WHAT IS REQUIRED »
Every line below must come back exactly as it stands, with the images omitted.

..........

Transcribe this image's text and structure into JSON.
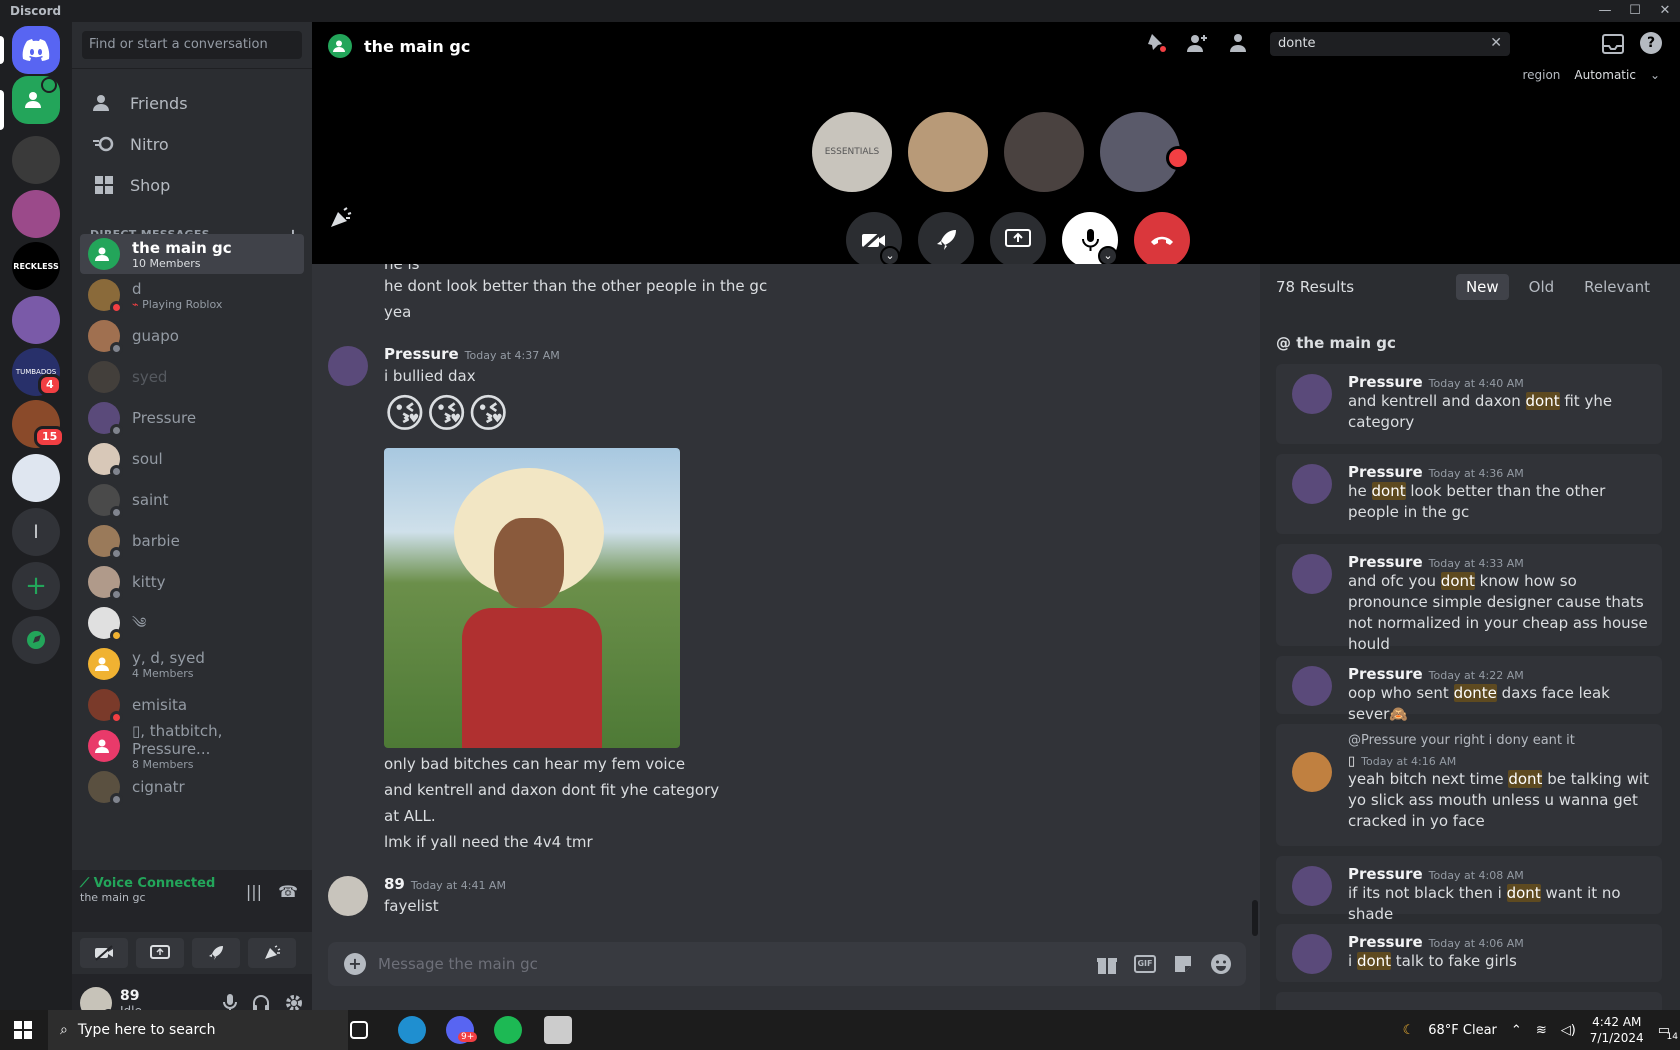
{
  "app": {
    "title": "Discord"
  },
  "window_controls": {
    "minimize": "—",
    "maximize": "☐",
    "close": "✕"
  },
  "guild_badges": {
    "tumbados": "4",
    "server7": "15"
  },
  "dm_sidebar": {
    "search_placeholder": "Find or start a conversation",
    "nav": [
      {
        "label": "Friends"
      },
      {
        "label": "Nitro"
      },
      {
        "label": "Shop"
      }
    ],
    "header": "DIRECT MESSAGES",
    "add": "+",
    "dms": [
      {
        "name": "the main gc",
        "sub": "10 Members"
      },
      {
        "name": "d",
        "sub": "Playing Roblox"
      },
      {
        "name": "guapo",
        "sub": ""
      },
      {
        "name": "syed",
        "sub": ""
      },
      {
        "name": "Pressure",
        "sub": ""
      },
      {
        "name": "soul",
        "sub": ""
      },
      {
        "name": "saint",
        "sub": ""
      },
      {
        "name": "barbie",
        "sub": ""
      },
      {
        "name": "kitty",
        "sub": ""
      },
      {
        "name": "༄",
        "sub": ""
      },
      {
        "name": "y, d, syed",
        "sub": "4 Members"
      },
      {
        "name": "emisita",
        "sub": ""
      },
      {
        "name": "▯, thatbitch, Pressure...",
        "sub": "8 Members"
      },
      {
        "name": "cignatr",
        "sub": ""
      }
    ],
    "voice": {
      "status": "Voice Connected",
      "channel": "the main gc"
    },
    "user": {
      "name": "89",
      "status": "Idle"
    }
  },
  "call": {
    "title": "the main gc",
    "search_value": "donte",
    "region_label": "region",
    "region_value": "Automatic"
  },
  "chat": {
    "partial": "he is",
    "lines_top": [
      "he dont look better than the other people in the gc",
      "yea"
    ],
    "msg1": {
      "author": "Pressure",
      "time": "Today at 4:37 AM",
      "text": "i bullied dax",
      "emoji": "😘😘😘",
      "more": [
        "only bad bitches can hear my fem voice",
        "and kentrell and daxon dont fit yhe category",
        "at ALL.",
        "lmk if yall need the 4v4 tmr"
      ]
    },
    "msg2": {
      "author": "89",
      "time": "Today at 4:41 AM",
      "text": "fayelist"
    },
    "composer_placeholder": "Message the main gc"
  },
  "results": {
    "count": "78 Results",
    "tabs": [
      "New",
      "Old",
      "Relevant"
    ],
    "channel": "@ the main gc",
    "items": [
      {
        "author": "Pressure",
        "time": "Today at 4:40 AM",
        "pre": "and kentrell and daxon ",
        "hl": "dont",
        "post": " fit yhe category"
      },
      {
        "author": "Pressure",
        "time": "Today at 4:36 AM",
        "pre": "he ",
        "hl": "dont",
        "post": " look better than the other people in the gc"
      },
      {
        "author": "Pressure",
        "time": "Today at 4:33 AM",
        "pre": "and ofc you ",
        "hl": "dont",
        "post": " know how so pronounce simple designer cause thats not normalized in your cheap ass house hould"
      },
      {
        "author": "Pressure",
        "time": "Today at 4:22 AM",
        "pre": "oop who sent ",
        "hl": "donte",
        "post": " daxs face leak sever🙈"
      },
      {
        "author": "▯",
        "time": "Today at 4:16 AM",
        "reply": "@Pressure your right i dony eant it",
        "pre": "yeah bitch next time ",
        "hl": "dont",
        "post": " be talking wit yo slick ass mouth unless u wanna get cracked in yo face"
      },
      {
        "author": "Pressure",
        "time": "Today at 4:08 AM",
        "pre": "if its not black then i ",
        "hl": "dont",
        "post": " want it no shade"
      },
      {
        "author": "Pressure",
        "time": "Today at 4:06 AM",
        "pre": "i ",
        "hl": "dont",
        "post": " talk to fake girls"
      }
    ]
  },
  "taskbar": {
    "search_placeholder": "Type here to search",
    "discord_badge": "9+",
    "weather": "68°F  Clear",
    "time": "4:42 AM",
    "date": "7/1/2024",
    "notif_count": "14"
  },
  "colors": {
    "green": "#23a55a",
    "red": "#f23f43",
    "blurple": "#5865f2"
  }
}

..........

WRITTEN ANSWER »
Transcribe this image's text and structure into JSON.
{
  "app": {
    "title": "Discord"
  },
  "window_controls": {
    "minimize": "—",
    "maximize": "☐",
    "close": "✕"
  },
  "guild_badges": {
    "tumbados": "4",
    "server7": "15"
  },
  "dm_sidebar": {
    "search_placeholder": "Find or start a conversation",
    "nav": [
      {
        "label": "Friends"
      },
      {
        "label": "Nitro"
      },
      {
        "label": "Shop"
      }
    ],
    "header": "DIRECT MESSAGES",
    "add": "+",
    "dms": [
      {
        "name": "the main gc",
        "sub": "10 Members"
      },
      {
        "name": "d",
        "sub": "Playing Roblox"
      },
      {
        "name": "guapo",
        "sub": ""
      },
      {
        "name": "syed",
        "sub": ""
      },
      {
        "name": "Pressure",
        "sub": ""
      },
      {
        "name": "soul",
        "sub": ""
      },
      {
        "name": "saint",
        "sub": ""
      },
      {
        "name": "barbie",
        "sub": ""
      },
      {
        "name": "kitty",
        "sub": ""
      },
      {
        "name": "༄",
        "sub": ""
      },
      {
        "name": "y, d, syed",
        "sub": "4 Members"
      },
      {
        "name": "emisita",
        "sub": ""
      },
      {
        "name": "▯, thatbitch, Pressure...",
        "sub": "8 Members"
      },
      {
        "name": "cignatr",
        "sub": ""
      }
    ],
    "voice": {
      "status": "Voice Connected",
      "channel": "the main gc"
    },
    "user": {
      "name": "89",
      "status": "Idle"
    }
  },
  "call": {
    "title": "the main gc",
    "search_value": "donte",
    "region_label": "region",
    "region_value": "Automatic"
  },
  "chat": {
    "partial": "he is",
    "lines_top": [
      "he dont look better than the other people in the gc",
      "yea"
    ],
    "msg1": {
      "author": "Pressure",
      "time": "Today at 4:37 AM",
      "text": "i bullied dax",
      "emoji": "😘😘😘",
      "more": [
        "only bad bitches can hear my fem voice",
        "and kentrell and daxon dont fit yhe category",
        "at ALL.",
        "lmk if yall need the 4v4 tmr"
      ]
    },
    "msg2": {
      "author": "89",
      "time": "Today at 4:41 AM",
      "text": "fayelist"
    },
    "composer_placeholder": "Message the main gc"
  },
  "results": {
    "count": "78 Results",
    "tabs": [
      "New",
      "Old",
      "Relevant"
    ],
    "channel": "@ the main gc",
    "items": [
      {
        "author": "Pressure",
        "time": "Today at 4:40 AM",
        "pre": "and kentrell and daxon ",
        "hl": "dont",
        "post": " fit yhe category"
      },
      {
        "author": "Pressure",
        "time": "Today at 4:36 AM",
        "pre": "he ",
        "hl": "dont",
        "post": " look better than the other people in the gc"
      },
      {
        "author": "Pressure",
        "time": "Today at 4:33 AM",
        "pre": "and ofc you ",
        "hl": "dont",
        "post": " know how so pronounce simple designer cause thats not normalized in your cheap ass house hould"
      },
      {
        "author": "Pressure",
        "time": "Today at 4:22 AM",
        "pre": "oop who sent ",
        "hl": "donte",
        "post": " daxs face leak sever🙈"
      },
      {
        "author": "▯",
        "time": "Today at 4:16 AM",
        "reply": "@Pressure your right i dony eant it",
        "pre": "yeah bitch next time ",
        "hl": "dont",
        "post": " be talking wit yo slick ass mouth unless u wanna get cracked in yo face"
      },
      {
        "author": "Pressure",
        "time": "Today at 4:08 AM",
        "pre": "if its not black then i ",
        "hl": "dont",
        "post": " want it no shade"
      },
      {
        "author": "Pressure",
        "time": "Today at 4:06 AM",
        "pre": "i ",
        "hl": "dont",
        "post": " talk to fake girls"
      }
    ]
  },
  "taskbar": {
    "search_placeholder": "Type here to search",
    "discord_badge": "9+",
    "weather": "68°F  Clear",
    "time": "4:42 AM",
    "date": "7/1/2024",
    "notif_count": "14"
  },
  "colors": {
    "green": "#23a55a",
    "red": "#f23f43",
    "blurple": "#5865f2"
  }
}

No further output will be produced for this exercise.